  • Length
  • Themes
    Wine, culture, Romans, Moselle landscape shaped by wine cultivation, Moselle-Saar-Ruwer winegrowing area, cycling, walking

Highlights in brief

  • Nennig
    Roman mosaic, Thorn Castle/Baumkelter

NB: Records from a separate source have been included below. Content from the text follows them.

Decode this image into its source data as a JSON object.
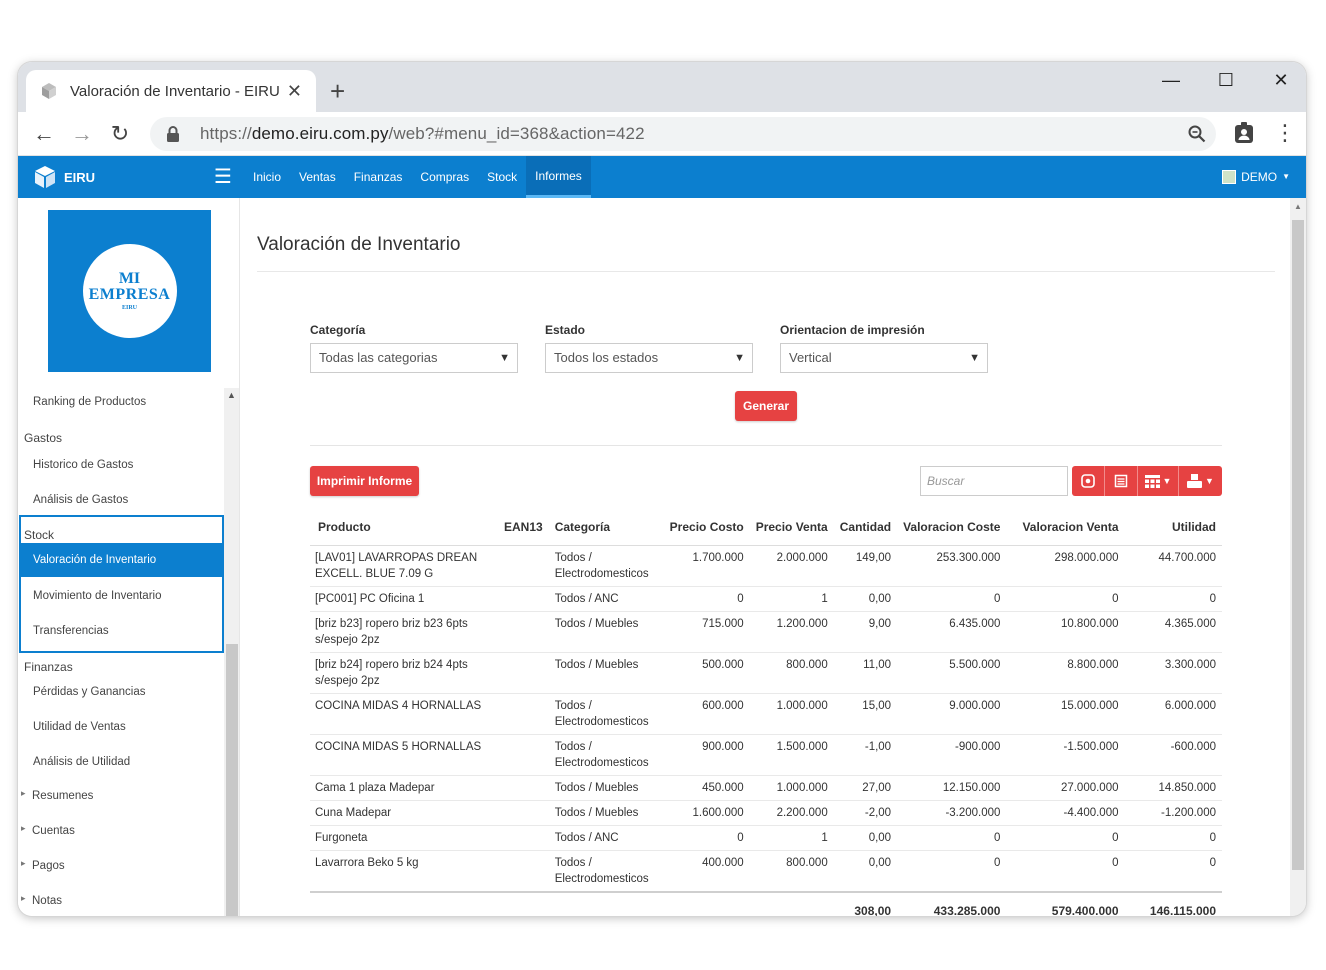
{
  "browser": {
    "tab_title": "Valoración de Inventario - EIRU",
    "url_prefix": "https://",
    "url_host": "demo.eiru.com.py",
    "url_path": "/web?#menu_id=368&action=422"
  },
  "navbar": {
    "brand": "EIRU",
    "menu": [
      "Inicio",
      "Ventas",
      "Finanzas",
      "Compras",
      "Stock",
      "Informes"
    ],
    "active_menu": "Informes",
    "user": "DEMO"
  },
  "sidebar": {
    "logo": {
      "line1": "MI",
      "line2": "EMPRESA",
      "line3": "EIRU"
    },
    "ranking": "Ranking de Productos",
    "gastos_head": "Gastos",
    "gastos_items": [
      "Historico de Gastos",
      "Análisis de Gastos"
    ],
    "stock_head": "Stock",
    "stock_items": [
      "Valoración de Inventario",
      "Movimiento de Inventario",
      "Transferencias"
    ],
    "finanzas_head": "Finanzas",
    "finanzas_items": [
      "Pérdidas y Ganancias",
      "Utilidad de Ventas",
      "Análisis de Utilidad"
    ],
    "tree_items": [
      "Resumenes",
      "Cuentas",
      "Pagos",
      "Notas"
    ]
  },
  "page": {
    "title": "Valoración de Inventario",
    "filters": {
      "categoria_label": "Categoría",
      "categoria_value": "Todas las categorias",
      "estado_label": "Estado",
      "estado_value": "Todos los estados",
      "orientacion_label": "Orientacion de impresión",
      "orientacion_value": "Vertical"
    },
    "generar_label": "Generar",
    "imprimir_label": "Imprimir Informe",
    "search_placeholder": "Buscar"
  },
  "table": {
    "headers": [
      "Producto",
      "EAN13",
      "Categoría",
      "Precio Costo",
      "Precio Venta",
      "Cantidad",
      "Valoracion Coste",
      "Valoracion Venta",
      "Utilidad"
    ],
    "rows": [
      [
        "[LAV01] LAVARROPAS DREAN EXCELL. BLUE 7.09 G",
        "",
        "Todos / Electrodomesticos",
        "1.700.000",
        "2.000.000",
        "149,00",
        "253.300.000",
        "298.000.000",
        "44.700.000"
      ],
      [
        "[PC001] PC Oficina 1",
        "",
        "Todos / ANC",
        "0",
        "1",
        "0,00",
        "0",
        "0",
        "0"
      ],
      [
        "[briz b23] ropero briz b23 6pts s/espejo 2pz",
        "",
        "Todos / Muebles",
        "715.000",
        "1.200.000",
        "9,00",
        "6.435.000",
        "10.800.000",
        "4.365.000"
      ],
      [
        "[briz b24] ropero briz b24 4pts s/espejo 2pz",
        "",
        "Todos / Muebles",
        "500.000",
        "800.000",
        "11,00",
        "5.500.000",
        "8.800.000",
        "3.300.000"
      ],
      [
        "COCINA MIDAS 4 HORNALLAS",
        "",
        "Todos / Electrodomesticos",
        "600.000",
        "1.000.000",
        "15,00",
        "9.000.000",
        "15.000.000",
        "6.000.000"
      ],
      [
        "COCINA MIDAS 5 HORNALLAS",
        "",
        "Todos / Electrodomesticos",
        "900.000",
        "1.500.000",
        "-1,00",
        "-900.000",
        "-1.500.000",
        "-600.000"
      ],
      [
        "Cama 1 plaza Madepar",
        "",
        "Todos / Muebles",
        "450.000",
        "1.000.000",
        "27,00",
        "12.150.000",
        "27.000.000",
        "14.850.000"
      ],
      [
        "Cuna Madepar",
        "",
        "Todos / Muebles",
        "1.600.000",
        "2.200.000",
        "-2,00",
        "-3.200.000",
        "-4.400.000",
        "-1.200.000"
      ],
      [
        "Furgoneta",
        "",
        "Todos / ANC",
        "0",
        "1",
        "0,00",
        "0",
        "0",
        "0"
      ],
      [
        "Lavarrora Beko 5 kg",
        "",
        "Todos / Electrodomesticos",
        "400.000",
        "800.000",
        "0,00",
        "0",
        "0",
        "0"
      ]
    ],
    "totals": {
      "cantidad": "308,00",
      "valoracion_coste": "433.285.000",
      "valoracion_venta": "579.400.000",
      "utilidad": "146.115.000"
    }
  }
}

  • Neumagen-Dhron
    Oldest wine town and Roman wine ship
  • Zeltingen-Rachtig
    Machern Monastery, Eltz Castle, Ehrenburg Palace
  • Beilstein
    Abbey of the Barefoot Carmelites
  • Alf
    Arras Castle
  • Bremmer Calmont
    Europe's steepest vineyard
  • Trier
    Porta Nigra, amphitheatre
  • Cochem
    Castle, Capuchin monastery
  • Piesport
    Roman wine press
  • Koblenz
    Confluence of the Moselle and the Rhine